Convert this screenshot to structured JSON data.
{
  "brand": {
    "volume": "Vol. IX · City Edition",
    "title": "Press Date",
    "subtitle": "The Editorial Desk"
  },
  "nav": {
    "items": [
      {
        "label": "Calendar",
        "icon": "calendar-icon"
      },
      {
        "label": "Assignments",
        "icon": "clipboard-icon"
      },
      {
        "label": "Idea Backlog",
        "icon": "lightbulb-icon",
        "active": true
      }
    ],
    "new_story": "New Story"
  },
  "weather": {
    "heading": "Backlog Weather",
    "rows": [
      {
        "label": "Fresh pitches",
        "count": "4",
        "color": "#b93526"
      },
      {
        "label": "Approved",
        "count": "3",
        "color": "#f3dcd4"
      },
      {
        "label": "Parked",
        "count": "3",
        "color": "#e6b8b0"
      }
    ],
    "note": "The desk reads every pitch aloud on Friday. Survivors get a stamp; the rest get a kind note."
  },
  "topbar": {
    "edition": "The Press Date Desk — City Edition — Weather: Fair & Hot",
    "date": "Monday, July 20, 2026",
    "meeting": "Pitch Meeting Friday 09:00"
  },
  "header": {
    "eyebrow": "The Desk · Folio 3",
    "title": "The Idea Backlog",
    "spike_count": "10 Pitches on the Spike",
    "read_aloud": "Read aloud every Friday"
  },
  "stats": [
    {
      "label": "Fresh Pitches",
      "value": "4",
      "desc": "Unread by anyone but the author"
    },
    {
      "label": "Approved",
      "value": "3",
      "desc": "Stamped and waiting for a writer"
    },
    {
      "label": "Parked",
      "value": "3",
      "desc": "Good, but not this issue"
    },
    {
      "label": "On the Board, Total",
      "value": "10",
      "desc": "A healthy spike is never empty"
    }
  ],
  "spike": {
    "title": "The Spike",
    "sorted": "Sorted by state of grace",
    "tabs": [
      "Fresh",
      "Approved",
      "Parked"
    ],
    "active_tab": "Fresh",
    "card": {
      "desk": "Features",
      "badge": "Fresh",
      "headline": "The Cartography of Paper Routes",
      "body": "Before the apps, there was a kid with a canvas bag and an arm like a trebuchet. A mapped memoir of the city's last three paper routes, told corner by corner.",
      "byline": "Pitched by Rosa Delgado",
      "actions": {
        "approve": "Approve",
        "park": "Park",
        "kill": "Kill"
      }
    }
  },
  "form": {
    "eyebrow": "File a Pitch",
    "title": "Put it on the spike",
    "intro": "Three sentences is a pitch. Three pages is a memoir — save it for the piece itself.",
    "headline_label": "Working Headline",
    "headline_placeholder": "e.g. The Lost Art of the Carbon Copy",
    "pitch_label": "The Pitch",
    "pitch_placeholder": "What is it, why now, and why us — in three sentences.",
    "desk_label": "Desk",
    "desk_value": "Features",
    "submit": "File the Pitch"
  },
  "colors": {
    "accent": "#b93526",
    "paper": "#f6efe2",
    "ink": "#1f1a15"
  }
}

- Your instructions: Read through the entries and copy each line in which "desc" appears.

- Task solution:
      "desc": "Unread by anyone but the author"
      "desc": "Stamped and waiting for a writer"
      "desc": "Good, but not this issue"
      "desc": "A healthy spike is never empty"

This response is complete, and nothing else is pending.